Pub. date: 2010 | Online Pub. Date: May 06, 2010 | DOI: 10.4135/9781412958660 | Print ISBN: 9781412958653 | Online ISBN: 9781412958660| Publisher:SAGE Publications, Inc.About this encyclopedia
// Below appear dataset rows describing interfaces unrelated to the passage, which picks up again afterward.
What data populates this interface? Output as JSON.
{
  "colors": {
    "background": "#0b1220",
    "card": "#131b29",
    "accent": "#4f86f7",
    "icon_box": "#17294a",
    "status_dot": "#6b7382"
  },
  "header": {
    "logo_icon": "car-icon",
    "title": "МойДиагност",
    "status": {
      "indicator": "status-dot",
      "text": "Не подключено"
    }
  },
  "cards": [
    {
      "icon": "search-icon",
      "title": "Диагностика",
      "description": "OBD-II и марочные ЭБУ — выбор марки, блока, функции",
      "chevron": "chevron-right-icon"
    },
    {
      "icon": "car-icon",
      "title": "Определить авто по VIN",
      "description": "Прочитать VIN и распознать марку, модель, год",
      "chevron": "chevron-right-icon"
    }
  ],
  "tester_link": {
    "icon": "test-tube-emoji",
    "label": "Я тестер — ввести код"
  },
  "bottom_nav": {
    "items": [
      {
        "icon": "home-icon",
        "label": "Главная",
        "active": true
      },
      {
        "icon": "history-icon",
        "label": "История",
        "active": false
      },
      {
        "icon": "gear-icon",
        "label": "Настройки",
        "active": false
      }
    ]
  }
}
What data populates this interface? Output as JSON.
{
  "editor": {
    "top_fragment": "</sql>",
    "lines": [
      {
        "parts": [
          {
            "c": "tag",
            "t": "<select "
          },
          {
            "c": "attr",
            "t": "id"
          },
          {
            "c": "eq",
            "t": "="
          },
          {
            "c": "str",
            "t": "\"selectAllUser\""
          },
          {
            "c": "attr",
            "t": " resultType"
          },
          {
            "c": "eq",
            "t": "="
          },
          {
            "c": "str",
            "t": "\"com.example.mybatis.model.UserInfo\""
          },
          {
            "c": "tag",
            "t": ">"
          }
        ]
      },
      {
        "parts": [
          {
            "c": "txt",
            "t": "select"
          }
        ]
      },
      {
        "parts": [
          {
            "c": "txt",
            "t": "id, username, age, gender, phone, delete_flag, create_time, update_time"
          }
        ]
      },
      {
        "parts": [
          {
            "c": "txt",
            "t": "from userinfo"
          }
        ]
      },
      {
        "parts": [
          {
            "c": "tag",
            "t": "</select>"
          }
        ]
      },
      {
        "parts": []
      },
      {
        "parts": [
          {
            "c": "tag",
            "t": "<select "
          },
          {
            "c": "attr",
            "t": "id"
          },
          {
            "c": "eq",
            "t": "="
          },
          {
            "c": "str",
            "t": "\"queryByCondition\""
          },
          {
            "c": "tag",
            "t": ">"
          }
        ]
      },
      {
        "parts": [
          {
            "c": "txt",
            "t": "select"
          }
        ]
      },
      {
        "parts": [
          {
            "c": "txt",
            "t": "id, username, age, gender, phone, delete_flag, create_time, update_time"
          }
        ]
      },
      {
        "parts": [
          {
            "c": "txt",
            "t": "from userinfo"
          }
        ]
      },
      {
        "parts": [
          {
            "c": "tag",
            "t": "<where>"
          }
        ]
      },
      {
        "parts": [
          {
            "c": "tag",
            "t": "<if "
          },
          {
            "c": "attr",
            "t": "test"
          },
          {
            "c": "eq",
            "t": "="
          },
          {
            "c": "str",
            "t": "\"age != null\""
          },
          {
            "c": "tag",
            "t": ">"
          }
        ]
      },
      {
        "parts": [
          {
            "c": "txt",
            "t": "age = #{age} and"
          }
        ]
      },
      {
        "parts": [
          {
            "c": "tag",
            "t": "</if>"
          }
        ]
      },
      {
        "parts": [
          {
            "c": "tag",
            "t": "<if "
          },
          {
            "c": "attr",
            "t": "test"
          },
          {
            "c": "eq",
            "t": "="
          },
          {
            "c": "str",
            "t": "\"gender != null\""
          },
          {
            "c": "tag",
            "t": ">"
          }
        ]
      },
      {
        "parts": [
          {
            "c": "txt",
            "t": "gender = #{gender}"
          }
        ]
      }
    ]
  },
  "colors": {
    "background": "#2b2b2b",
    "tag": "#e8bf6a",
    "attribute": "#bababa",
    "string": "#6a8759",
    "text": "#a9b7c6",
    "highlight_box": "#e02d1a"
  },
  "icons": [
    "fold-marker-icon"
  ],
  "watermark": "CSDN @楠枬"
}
Immanence is the attribute of being internal or remaining within, free from external conditioning. Immanence is opposed to transcendence, which concerns what is above, beyond, or outside. In theology, an immanent conception would hold God to be a divine spirit infusing the world, rather than one that lies beyond and independent of the world. The ancient Stoics assert such an immanent divinity, as does the early modern philosopher Baruch Spinoza, whereas Augustine's God is transcendent. Phenomenology, the science of appearances, aims to isolate what is immanent to consciousness through a phenomenological reduction that brackets off and eliminates anything that conditions consciousness from outside. Following this idea, Jean-Paul Sartre argues, against Edmund Husserl's phenomenology, that the ego, being an organizing principle extraneous to appearances themselves, is transcendent to consciousness, rather than immanent. An immanent critique would be one that derives its standards from within the domain being evaluated, rather than The ...